Wednesday, April 10, 2019

Burger King launches meatless burger

Are you old enough to remember the TV ads with a cranky old woman yelling, “Where’s the beef?” It was one burger joint making fun of the little patties at another burger joint. Well, now the joke’s on her. Burger King has launched a meatless patty that they say tasters have trouble distinguishing from the bovine version. But if it becomes popular, it could make a big difference to cattle and the climate.

Monday, April 8, 2019

Sunday, April 7, 2019

Small town bike sharing service

I remember Portland, Oregon’s first bike sharing program. They bought a bunch of bikes, painted them the same garish color, and put them out on the streets. Predictably they all disappeared and changed color.

That was before cell phone apps and the technology that locks them down until they are paid for. But till recently, bike and scooter sharing has mostly been a big city offering. Now there’s a company, Koloni, that is offering the service on a much smaller scale.

Saturday, April 6, 2019

Mirror, Mirror, Who’s the fairest oil company in the land?

Unless you give up driving and flying, even the most avid environmentalist will still be using fossil fuels for awhile. If you want to buy gas from the most responsible, climate-concerned companies, check out this article.

Friday, April 5, 2019

REBA pressuring utilities for better renewable markets

Over 200 large companies, cities and universities are coming together to pressure electric utilities to develop better systems for companies to source renewable energy. It’s called the Renewable Energy Buyers Alliance (REBA.)

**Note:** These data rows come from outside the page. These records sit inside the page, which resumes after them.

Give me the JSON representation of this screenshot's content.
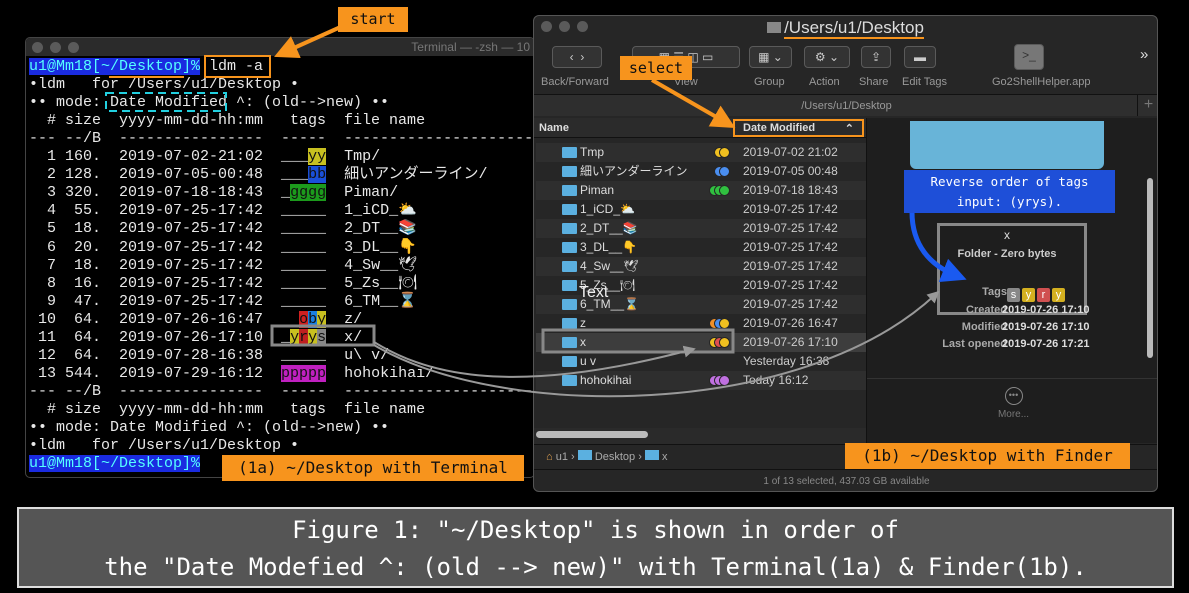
{
  "terminal": {
    "title": "Terminal — -zsh — 10",
    "prompt": "u1@Mm18[~/Desktop]%",
    "command": "ldm -a",
    "header_lines": [
      "•ldm   for /Users/u1/Desktop •",
      "•• mode: Date Modified ^: (old-->new) ••",
      "  # size  yyyy-mm-dd-hh:mm   tags  file name",
      "--- --/B  ----------------  -----  ----------------------"
    ],
    "rows": [
      {
        "n": "1",
        "size": "160.",
        "date": "2019-07-02-21:02",
        "tags": [
          {
            "t": "___",
            "c": ""
          },
          {
            "t": "yy",
            "c": "#c8c020"
          }
        ],
        "name": "Tmp/"
      },
      {
        "n": "2",
        "size": "128.",
        "date": "2019-07-05-00:48",
        "tags": [
          {
            "t": "___",
            "c": ""
          },
          {
            "t": "bb",
            "c": "#1a4fd8"
          }
        ],
        "name": "細いアンダーライン/"
      },
      {
        "n": "3",
        "size": "320.",
        "date": "2019-07-18-18:43",
        "tags": [
          {
            "t": "_",
            "c": ""
          },
          {
            "t": "gggg",
            "c": "#1c9a1c"
          }
        ],
        "name": "Piman/"
      },
      {
        "n": "4",
        "size": "55.",
        "date": "2019-07-25-17:42",
        "tags": [
          {
            "t": "_____",
            "c": ""
          }
        ],
        "name": "1_iCD_⛅"
      },
      {
        "n": "5",
        "size": "18.",
        "date": "2019-07-25-17:42",
        "tags": [
          {
            "t": "_____",
            "c": ""
          }
        ],
        "name": "2_DT__📚"
      },
      {
        "n": "6",
        "size": "20.",
        "date": "2019-07-25-17:42",
        "tags": [
          {
            "t": "_____",
            "c": ""
          }
        ],
        "name": "3_DL__👇"
      },
      {
        "n": "7",
        "size": "18.",
        "date": "2019-07-25-17:42",
        "tags": [
          {
            "t": "_____",
            "c": ""
          }
        ],
        "name": "4_Sw__🕊"
      },
      {
        "n": "8",
        "size": "16.",
        "date": "2019-07-25-17:42",
        "tags": [
          {
            "t": "_____",
            "c": ""
          }
        ],
        "name": "5_Zs__🍽"
      },
      {
        "n": "9",
        "size": "47.",
        "date": "2019-07-25-17:42",
        "tags": [
          {
            "t": "_____",
            "c": ""
          }
        ],
        "name": "6_TM__⌛"
      },
      {
        "n": "10",
        "size": "64.",
        "date": "2019-07-26-16:47",
        "tags": [
          {
            "t": "  ",
            "c": ""
          },
          {
            "t": "o",
            "c": "#d02020"
          },
          {
            "t": "b",
            "c": "#1a7fe0"
          },
          {
            "t": "y",
            "c": "#c8c020"
          }
        ],
        "name": "z/"
      },
      {
        "n": "11",
        "size": "64.",
        "date": "2019-07-26-17:10",
        "tags": [
          {
            "t": "_",
            "c": ""
          },
          {
            "t": "y",
            "c": "#c8c020"
          },
          {
            "t": "r",
            "c": "#c02020"
          },
          {
            "t": "y",
            "c": "#c8c020"
          },
          {
            "t": "s",
            "c": "#888"
          }
        ],
        "name": "x/"
      },
      {
        "n": "12",
        "size": "64.",
        "date": "2019-07-28-16:38",
        "tags": [
          {
            "t": "_____",
            "c": ""
          }
        ],
        "name": "u\\ v/"
      },
      {
        "n": "13",
        "size": "544.",
        "date": "2019-07-29-16:12",
        "tags": [
          {
            "t": "ppppp",
            "c": "#c020c0"
          }
        ],
        "name": "hohokihai/"
      }
    ],
    "footer_lines": [
      "--- --/B  ----------------  -----  ----------------------",
      "  # size  yyyy-mm-dd-hh:mm   tags  file name",
      "•• mode: Date Modified ^: (old-->new) ••",
      "•ldm   for /Users/u1/Desktop •"
    ]
  },
  "finder": {
    "title": "/Users/u1/Desktop",
    "toolbar": {
      "back_forward": "Back/Forward",
      "view": "View",
      "group": "Group",
      "action": "Action",
      "share": "Share",
      "edit_tags": "Edit Tags",
      "app": "Go2ShellHelper.app",
      "more": "»"
    },
    "path_bar": "/Users/u1/Desktop",
    "columns": {
      "name": "Name",
      "date": "Date Modified"
    },
    "rows": [
      {
        "name": "Tmp",
        "date": "2019-07-02 21:02",
        "dots": [
          "#f0c020",
          "#f0c020"
        ]
      },
      {
        "name": "細いアンダーライン",
        "date": "2019-07-05 00:48",
        "dots": [
          "#4a8ef0",
          "#4a8ef0"
        ]
      },
      {
        "name": "Piman",
        "date": "2019-07-18 18:43",
        "dots": [
          "#30c040",
          "#30c040",
          "#30c040"
        ]
      },
      {
        "name": "1_iCD_⛅",
        "date": "2019-07-25 17:42",
        "dots": []
      },
      {
        "name": "2_DT__📚",
        "date": "2019-07-25 17:42",
        "dots": []
      },
      {
        "name": "3_DL__👇",
        "date": "2019-07-25 17:42",
        "dots": []
      },
      {
        "name": "4_Sw__🕊",
        "date": "2019-07-25 17:42",
        "dots": []
      },
      {
        "name": "5_Zs__🍽",
        "date": "2019-07-25 17:42",
        "dots": []
      },
      {
        "name": "6_TM__⌛",
        "date": "2019-07-25 17:42",
        "dots": []
      },
      {
        "name": "z",
        "date": "2019-07-26 16:47",
        "dots": [
          "#f0902a",
          "#4a8ef0",
          "#f0c020"
        ]
      },
      {
        "name": "x",
        "date": "2019-07-26 17:10",
        "dots": [
          "#f0c020",
          "#e05050",
          "#f0c020"
        ]
      },
      {
        "name": "u v",
        "date": "Yesterday 16:38",
        "dots": []
      },
      {
        "name": "hohokihai",
        "date": "Today 16:12",
        "dots": [
          "#c070e0",
          "#c070e0",
          "#c070e0"
        ]
      }
    ],
    "overlay_text": "Text",
    "preview": {
      "name": "x",
      "kind": "Folder - Zero bytes",
      "tags_label": "Tags",
      "tags": [
        {
          "t": "s",
          "c": "#888"
        },
        {
          "t": "y",
          "c": "#d4b020"
        },
        {
          "t": "r",
          "c": "#d05050"
        },
        {
          "t": "y",
          "c": "#d4b020"
        }
      ],
      "created_label": "Created",
      "created": "2019-07-26 17:10",
      "modified_label": "Modified",
      "modified": "2019-07-26 17:10",
      "opened_label": "Last opened",
      "opened": "2019-07-26 17:21",
      "more": "More..."
    },
    "breadcrumb": [
      "u1",
      "Desktop",
      "x"
    ],
    "status": "1 of 13 selected, 437.03 GB available"
  },
  "annotations": {
    "start": "start",
    "select": "select",
    "reverse_note_1": "Reverse order of tags",
    "reverse_note_2": "input: (yrys).",
    "label_1a": "(1a) ~/Desktop with Terminal",
    "label_1b": "(1b) ~/Desktop with Finder"
  },
  "caption": {
    "line1": "Figure 1: \"~/Desktop\" is shown in order of",
    "line2": "the \"Date Modefied ^: (old --> new)\" with Terminal(1a) & Finder(1b)."
  }
}
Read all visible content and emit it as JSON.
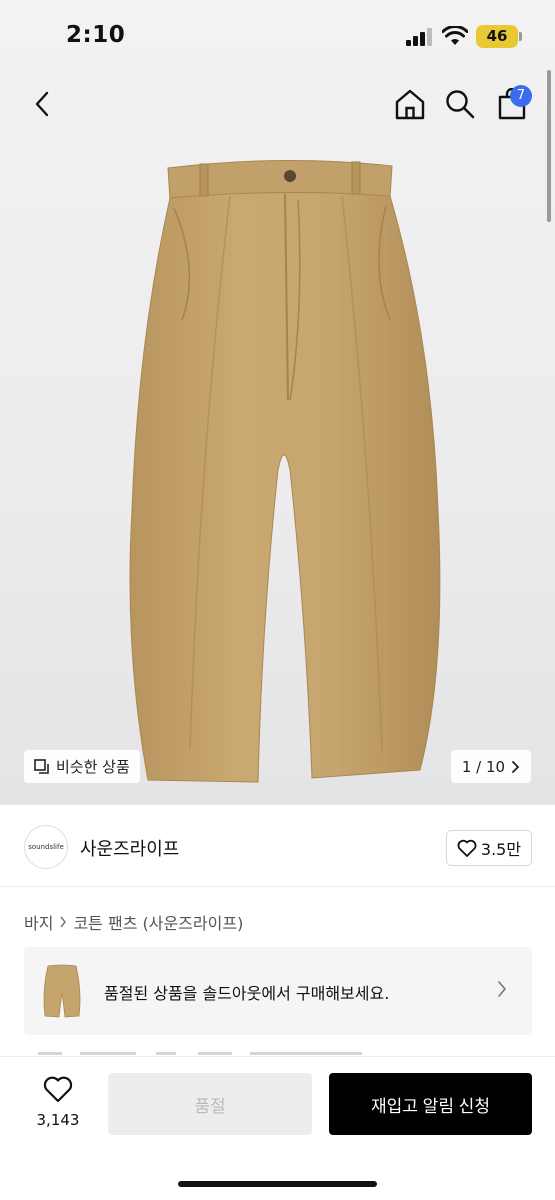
{
  "status_bar": {
    "time": "2:10",
    "battery": "46"
  },
  "nav": {
    "cart_count": "7"
  },
  "gallery": {
    "similar_label": "비슷한 상품",
    "page_indicator": "1 / 10"
  },
  "brand": {
    "logo_text": "soundslife",
    "name": "사운즈라이프",
    "likes": "3.5만"
  },
  "breadcrumb": {
    "category": "바지",
    "item": "코튼 팬츠 (사운즈라이프)"
  },
  "soldout_banner": {
    "text": "품절된 상품을 솔드아웃에서 구매해보세요."
  },
  "bottom_bar": {
    "wish_count": "3,143",
    "soldout_label": "품절",
    "restock_label": "재입고 알림 신청"
  },
  "colors": {
    "accent_badge": "#3b6cf0",
    "primary_button": "#000000",
    "product_khaki": "#c5a46e"
  }
}
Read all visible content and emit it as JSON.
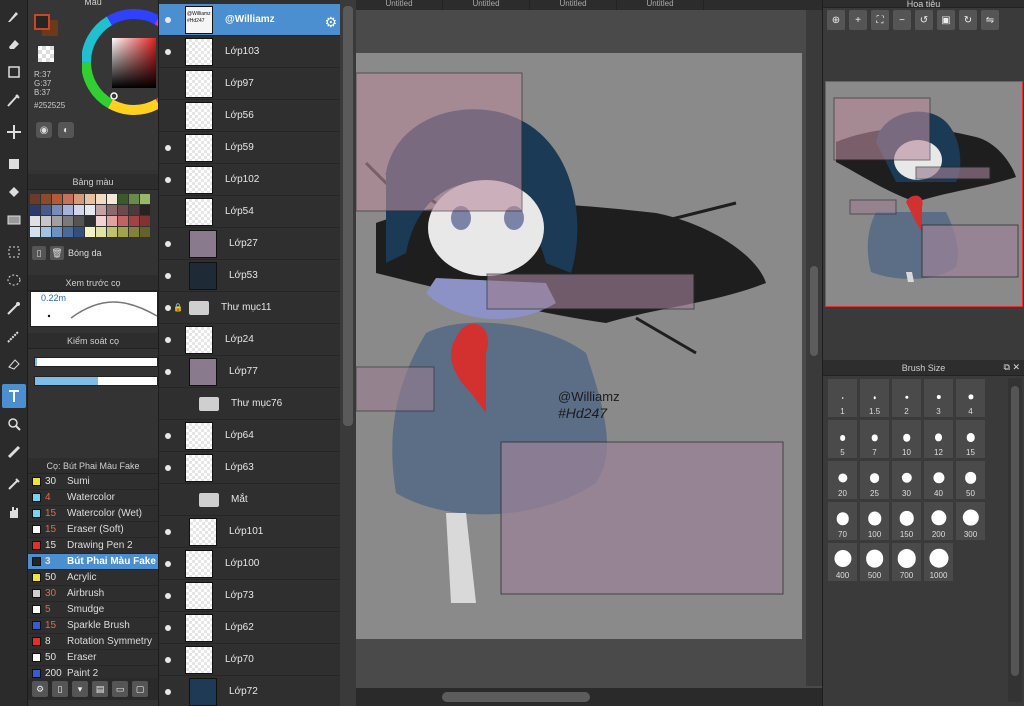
{
  "tabs": [
    "Untitled",
    "Untitled",
    "Untitled",
    "Untitled"
  ],
  "color_panel": {
    "title": "Màu",
    "r": "R:37",
    "g": "G:37",
    "b": "B:37",
    "hex": "#252525",
    "current_color": "#252525",
    "secondary_color": "#6a3a1a"
  },
  "palette_panel": {
    "title": "Bảng màu",
    "shadow_label": "Bóng da",
    "swatches": [
      "#6b3a2a",
      "#8a4b2a",
      "#b45a3a",
      "#c8705a",
      "#d49a7a",
      "#e6c2a2",
      "#f2dcc4",
      "#f4e8d8",
      "#3a5a2a",
      "#6a8a4a",
      "#9ab66a",
      "#2a3a6a",
      "#4a5a8a",
      "#7a8ab6",
      "#a6b2d6",
      "#d2d6e6",
      "#e6e8f0",
      "#c2a2a2",
      "#8a6a6a",
      "#6a4a4a",
      "#4a3a3a",
      "#2a2222",
      "#e0e0e0",
      "#c6c6c6",
      "#a0a0a0",
      "#7a7a7a",
      "#545454",
      "#2e2e2e",
      "#f2d2d2",
      "#e2a2a2",
      "#c26262",
      "#a24242",
      "#823232",
      "#d2e2f2",
      "#a2c2e2",
      "#6a92c2",
      "#4a6a9a",
      "#34507a",
      "#f2f2c2",
      "#e2e2a2",
      "#c2c26a",
      "#a2a24a",
      "#82823a",
      "#62622a"
    ]
  },
  "preview_panel": {
    "title": "Xem trước cọ",
    "size": "0.22m"
  },
  "control_panel": {
    "title": "Kiểm soát cọ",
    "slider1": 0.02,
    "slider2": 0.52
  },
  "brush_panel": {
    "title": "Cọ: Bút Phai Màu Fake",
    "brushes": [
      {
        "size": "30",
        "name": "Sumi",
        "color": "#f0e040",
        "dim": false
      },
      {
        "size": "4",
        "name": "Watercolor",
        "color": "#7ad2ef",
        "dim": true
      },
      {
        "size": "15",
        "name": "Watercolor (Wet)",
        "color": "#7ad2ef",
        "dim": true
      },
      {
        "size": "15",
        "name": "Eraser (Soft)",
        "color": "#ffffff",
        "dim": true
      },
      {
        "size": "15",
        "name": "Drawing Pen 2",
        "color": "#e03030",
        "dim": false
      },
      {
        "size": "3",
        "name": "Bút Phai Màu Fake",
        "color": "#252525",
        "dim": false
      },
      {
        "size": "50",
        "name": "Acrylic",
        "color": "#f0e040",
        "dim": false
      },
      {
        "size": "30",
        "name": "Airbrush",
        "color": "#cfcfcf",
        "dim": true
      },
      {
        "size": "5",
        "name": "Smudge",
        "color": "#ffffff",
        "dim": true
      },
      {
        "size": "15",
        "name": "Sparkle Brush",
        "color": "#3a5ad2",
        "dim": true
      },
      {
        "size": "8",
        "name": "Rotation Symmetry",
        "color": "#e03030",
        "dim": false
      },
      {
        "size": "50",
        "name": "Eraser",
        "color": "#ffffff",
        "dim": false
      },
      {
        "size": "200",
        "name": "Paint 2",
        "color": "#3a5ad2",
        "dim": false
      }
    ]
  },
  "layers": [
    {
      "name": "@Williamz",
      "type": "layer",
      "selected": true,
      "visible": true,
      "thumb_text": "@Williamz #Hd247",
      "indent": false
    },
    {
      "name": "Lớp103",
      "type": "layer",
      "visible": true,
      "indent": false
    },
    {
      "name": "Lớp97",
      "type": "layer",
      "visible": false,
      "indent": false
    },
    {
      "name": "Lớp56",
      "type": "layer",
      "visible": false,
      "indent": false
    },
    {
      "name": "Lớp59",
      "type": "layer",
      "visible": true,
      "indent": false
    },
    {
      "name": "Lớp102",
      "type": "layer",
      "visible": true,
      "indent": false
    },
    {
      "name": "Lớp54",
      "type": "layer",
      "visible": false,
      "indent": false
    },
    {
      "name": "Lớp27",
      "type": "layer",
      "visible": true,
      "indent": true,
      "thumb_color": "#8a7a8e"
    },
    {
      "name": "Lớp53",
      "type": "layer",
      "visible": true,
      "indent": true,
      "thumb_color": "#1e2a36"
    },
    {
      "name": "Thư mục11",
      "type": "folder",
      "visible": true,
      "locked": true
    },
    {
      "name": "Lớp24",
      "type": "layer",
      "visible": true,
      "indent": false
    },
    {
      "name": "Lớp77",
      "type": "layer",
      "visible": true,
      "indent": true,
      "thumb_color": "#8a7a8e"
    },
    {
      "name": "Thư mục76",
      "type": "folder",
      "visible": false
    },
    {
      "name": "Lớp64",
      "type": "layer",
      "visible": true,
      "indent": false
    },
    {
      "name": "Lớp63",
      "type": "layer",
      "visible": true,
      "indent": false
    },
    {
      "name": "Mắt",
      "type": "folder",
      "visible": false
    },
    {
      "name": "Lớp101",
      "type": "layer",
      "visible": true,
      "indent": true
    },
    {
      "name": "Lớp100",
      "type": "layer",
      "visible": true,
      "indent": false
    },
    {
      "name": "Lớp73",
      "type": "layer",
      "visible": true,
      "indent": false
    },
    {
      "name": "Lớp62",
      "type": "layer",
      "visible": true,
      "indent": false
    },
    {
      "name": "Lớp70",
      "type": "layer",
      "visible": true,
      "indent": false
    },
    {
      "name": "Lớp72",
      "type": "layer",
      "visible": true,
      "indent": true,
      "thumb_color": "#1f3a55"
    }
  ],
  "canvas": {
    "signature_line1": "@Williamz",
    "signature_line2": "#Hd247"
  },
  "navigator": {
    "title": "Hoa tiêu"
  },
  "brush_size_panel": {
    "title": "Brush Size",
    "sizes": [
      "1",
      "1.5",
      "2",
      "3",
      "4",
      "5",
      "7",
      "10",
      "12",
      "15",
      "20",
      "25",
      "30",
      "40",
      "50",
      "70",
      "100",
      "150",
      "200",
      "300",
      "400",
      "500",
      "700",
      "1000"
    ]
  }
}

REBA hopes to flex its purchasing power to support technological innovation and push utilities to offer more green options — calling for changes to public policy where necessary.

It’s really important that cities, representing communities, push to keep the process fair. Otherwise there’s a risk that companies like Wal-Mart could choose the cheapest sources, leaving the rest of us to pay for the more expensive renewable sources.

 Walmart has "a great desire to operate as cleanly and sustainably as possible," he says. "But we also want to operate at the lowest possible cost. With where renewable energy costs have come, we feel that in a number of markets renewable energy is going to be the best cost option.
Citizens, beware.

Tuesday, April 2, 2019

Foodies: check out these 50 foods that help wildlife

Some foods are harder on the planet than others. But here are 50 foods, some of which you may never have heard of, that are healthy, tasty and support wildlife. So all you foodies out there, experiment with these and then tell us where to get them and what to do with them.

Sometimes you can find the food for free along the road. I was walking with my Thai sister in law and suddenly she leapt into the weeds. “I love these! They’re so expensive in Asia,” she said. Using Google to double check that our variety was also edible, we gathered bags full of what ranchers call pig weed and try to eliminate because eaten raw, it sickens livestock. It’s amaranth. The tender leaves sautéed with a bit of garlic are very tasty, like a mild spinach.

Monday, April 1, 2019

Are you paying extra for coal powered electricity?

Are you paying too much for your electricity and at the same time polluting the planet? If your community gets some of its electricity from a coal fired power plant (you likely do; the percentage has been dropping in the US but it’s still over 25%), check out this series of maps in this article that show whether it would be cheaper to shut them down and replace it with renewables. This is the map for 2018. There’s also a 2025 map if you want to see into the future.